This article in the New York Times discusses some of the latest findings in fitness. While we all like to remain on the cutting edge, these recent studies seem to indicate what we’ve known all along. What are some of the most prevalent fitness news items from 2012?
Small Bits of Activity Add Up
No need to train for a marathon or sign up for an Iron Man. Phew! Studies have shown that the best way to increase your lifespan and stay healthy is to exercise in several short spurts multiple times a week. Getting your heart rate up for 30 minutes 3 to 4 times a week can help you to live longer and decrease your waistline.
Don’t Overdo It
Working out too much can actually be a detriment to your health. While your body must be challenged and worked out – extreme endurance sports and high-impact activities can actually harm your body and have not been shown to increase your lifespan.

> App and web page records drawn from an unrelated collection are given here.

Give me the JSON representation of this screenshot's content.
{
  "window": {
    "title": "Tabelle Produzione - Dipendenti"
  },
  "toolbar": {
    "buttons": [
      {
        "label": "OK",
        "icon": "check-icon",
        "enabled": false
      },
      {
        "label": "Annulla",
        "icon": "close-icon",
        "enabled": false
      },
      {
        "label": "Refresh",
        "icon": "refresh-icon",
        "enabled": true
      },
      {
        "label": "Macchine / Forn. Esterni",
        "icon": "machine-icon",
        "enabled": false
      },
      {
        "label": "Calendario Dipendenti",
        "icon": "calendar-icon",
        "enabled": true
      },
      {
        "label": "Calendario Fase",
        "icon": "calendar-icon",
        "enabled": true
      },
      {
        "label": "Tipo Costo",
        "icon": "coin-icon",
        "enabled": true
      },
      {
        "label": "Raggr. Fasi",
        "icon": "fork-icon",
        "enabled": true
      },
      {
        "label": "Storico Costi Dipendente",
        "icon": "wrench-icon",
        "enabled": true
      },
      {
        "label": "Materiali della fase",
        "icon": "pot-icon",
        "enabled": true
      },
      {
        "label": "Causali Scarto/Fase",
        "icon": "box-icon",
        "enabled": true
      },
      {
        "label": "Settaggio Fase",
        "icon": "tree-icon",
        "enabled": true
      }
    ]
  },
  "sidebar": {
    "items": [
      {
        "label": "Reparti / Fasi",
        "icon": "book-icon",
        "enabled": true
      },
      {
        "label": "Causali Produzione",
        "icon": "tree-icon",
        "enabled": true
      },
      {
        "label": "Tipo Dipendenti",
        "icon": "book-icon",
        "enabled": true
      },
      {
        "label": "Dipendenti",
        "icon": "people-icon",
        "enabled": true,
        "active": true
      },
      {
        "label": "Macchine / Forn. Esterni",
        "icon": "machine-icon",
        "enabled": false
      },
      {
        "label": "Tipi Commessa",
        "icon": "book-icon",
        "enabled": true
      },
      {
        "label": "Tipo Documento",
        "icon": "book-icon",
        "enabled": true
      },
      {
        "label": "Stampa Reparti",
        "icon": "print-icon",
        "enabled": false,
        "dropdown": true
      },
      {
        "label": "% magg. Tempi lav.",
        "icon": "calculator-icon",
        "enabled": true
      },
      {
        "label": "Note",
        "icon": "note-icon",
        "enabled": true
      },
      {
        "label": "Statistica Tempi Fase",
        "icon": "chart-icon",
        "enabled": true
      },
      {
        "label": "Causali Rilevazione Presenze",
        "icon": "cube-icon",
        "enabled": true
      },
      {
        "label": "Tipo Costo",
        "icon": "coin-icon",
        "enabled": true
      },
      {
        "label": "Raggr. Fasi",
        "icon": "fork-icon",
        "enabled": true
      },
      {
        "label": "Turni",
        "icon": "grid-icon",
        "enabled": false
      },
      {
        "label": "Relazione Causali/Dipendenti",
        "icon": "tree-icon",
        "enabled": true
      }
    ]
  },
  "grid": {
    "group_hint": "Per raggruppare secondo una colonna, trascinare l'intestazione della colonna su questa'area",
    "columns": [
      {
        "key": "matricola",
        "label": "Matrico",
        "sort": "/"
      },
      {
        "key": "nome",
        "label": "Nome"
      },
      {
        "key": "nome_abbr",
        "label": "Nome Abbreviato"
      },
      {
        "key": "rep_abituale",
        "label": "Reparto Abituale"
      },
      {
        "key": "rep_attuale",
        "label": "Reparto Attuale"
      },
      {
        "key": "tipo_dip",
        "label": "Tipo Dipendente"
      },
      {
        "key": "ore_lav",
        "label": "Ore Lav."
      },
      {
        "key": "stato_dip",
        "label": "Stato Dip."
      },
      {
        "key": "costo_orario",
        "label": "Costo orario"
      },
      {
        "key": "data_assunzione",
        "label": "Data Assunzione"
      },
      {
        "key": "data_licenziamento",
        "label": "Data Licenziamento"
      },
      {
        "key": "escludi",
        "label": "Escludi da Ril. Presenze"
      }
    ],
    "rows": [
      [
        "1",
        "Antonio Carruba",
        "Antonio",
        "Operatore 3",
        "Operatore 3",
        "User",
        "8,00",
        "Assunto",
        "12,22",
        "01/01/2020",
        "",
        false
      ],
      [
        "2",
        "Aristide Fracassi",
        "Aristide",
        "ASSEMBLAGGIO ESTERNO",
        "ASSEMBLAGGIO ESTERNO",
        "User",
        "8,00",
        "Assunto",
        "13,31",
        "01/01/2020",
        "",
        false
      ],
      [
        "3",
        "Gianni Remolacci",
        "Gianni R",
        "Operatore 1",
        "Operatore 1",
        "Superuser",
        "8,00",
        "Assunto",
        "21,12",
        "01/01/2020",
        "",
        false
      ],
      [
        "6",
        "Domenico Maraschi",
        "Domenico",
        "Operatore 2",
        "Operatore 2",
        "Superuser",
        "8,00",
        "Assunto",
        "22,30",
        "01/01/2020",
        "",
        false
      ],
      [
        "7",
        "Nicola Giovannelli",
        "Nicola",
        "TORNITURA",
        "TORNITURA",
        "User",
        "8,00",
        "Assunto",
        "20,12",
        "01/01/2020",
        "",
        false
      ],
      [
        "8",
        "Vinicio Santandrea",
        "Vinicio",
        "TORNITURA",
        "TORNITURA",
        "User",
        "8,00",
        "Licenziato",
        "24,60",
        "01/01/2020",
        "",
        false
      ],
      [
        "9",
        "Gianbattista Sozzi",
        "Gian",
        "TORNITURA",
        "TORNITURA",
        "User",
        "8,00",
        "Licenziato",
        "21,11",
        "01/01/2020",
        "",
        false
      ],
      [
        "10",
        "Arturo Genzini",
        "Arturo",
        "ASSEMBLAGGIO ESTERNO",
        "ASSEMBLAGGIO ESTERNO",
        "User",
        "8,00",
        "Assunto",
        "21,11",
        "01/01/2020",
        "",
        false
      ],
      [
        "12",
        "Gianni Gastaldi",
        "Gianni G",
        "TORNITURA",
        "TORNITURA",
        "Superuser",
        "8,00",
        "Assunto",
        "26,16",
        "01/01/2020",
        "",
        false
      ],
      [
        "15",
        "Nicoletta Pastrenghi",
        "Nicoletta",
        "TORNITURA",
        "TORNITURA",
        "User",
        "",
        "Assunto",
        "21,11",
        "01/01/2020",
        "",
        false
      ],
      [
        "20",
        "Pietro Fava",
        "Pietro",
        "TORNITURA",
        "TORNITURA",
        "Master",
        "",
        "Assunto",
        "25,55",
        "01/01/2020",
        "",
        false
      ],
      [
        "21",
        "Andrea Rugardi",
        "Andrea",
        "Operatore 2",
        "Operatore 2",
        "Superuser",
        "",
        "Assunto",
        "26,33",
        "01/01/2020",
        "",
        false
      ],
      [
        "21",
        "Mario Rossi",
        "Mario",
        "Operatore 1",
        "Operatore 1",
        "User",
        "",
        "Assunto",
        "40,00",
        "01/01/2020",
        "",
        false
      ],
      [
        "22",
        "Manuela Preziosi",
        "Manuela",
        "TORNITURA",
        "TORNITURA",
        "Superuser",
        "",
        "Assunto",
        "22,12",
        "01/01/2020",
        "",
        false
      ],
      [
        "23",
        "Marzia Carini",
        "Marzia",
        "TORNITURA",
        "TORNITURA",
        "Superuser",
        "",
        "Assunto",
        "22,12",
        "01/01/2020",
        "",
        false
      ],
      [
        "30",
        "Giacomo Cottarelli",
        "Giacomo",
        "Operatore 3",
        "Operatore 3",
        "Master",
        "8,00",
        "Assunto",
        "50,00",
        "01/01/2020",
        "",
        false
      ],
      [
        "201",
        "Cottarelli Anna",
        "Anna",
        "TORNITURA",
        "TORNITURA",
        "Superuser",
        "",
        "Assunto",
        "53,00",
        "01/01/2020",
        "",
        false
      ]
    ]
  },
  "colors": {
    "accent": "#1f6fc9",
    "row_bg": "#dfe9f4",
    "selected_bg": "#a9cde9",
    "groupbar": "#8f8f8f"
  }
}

TV and Computers Slow You Down
Overall, our culture is becoming more sedentary and not only is the lack of activity preventing us from moving, but the mere act of sitting for long periods of time is harmful to our health. A large chilling study on Western adults showed that every hour of TV we watch after the age of 25 decreases our life span by about 21.8 minutes!
How Does This Apply to Inversion?
We are pleased to say that the latest round up of fitness findings for 2012 falls in line with how we promote the practice of inversion. How?
2. Inversion is not a “no pain, no gain” activity. If you feel uncomfortable, then stop. Don’t feel like you must invert fully if it doesn’t feel right or hang for longer than feels comfortable. Listen to your body and don’t push yourself to do more than is comfortable.
3. Combine inversion with what you are already doing. If you watch TV at the end of the day to relax, spend a portion of that time inverting while you watch television. You can increase your time on your Teeter by practicing oscillation as you invert.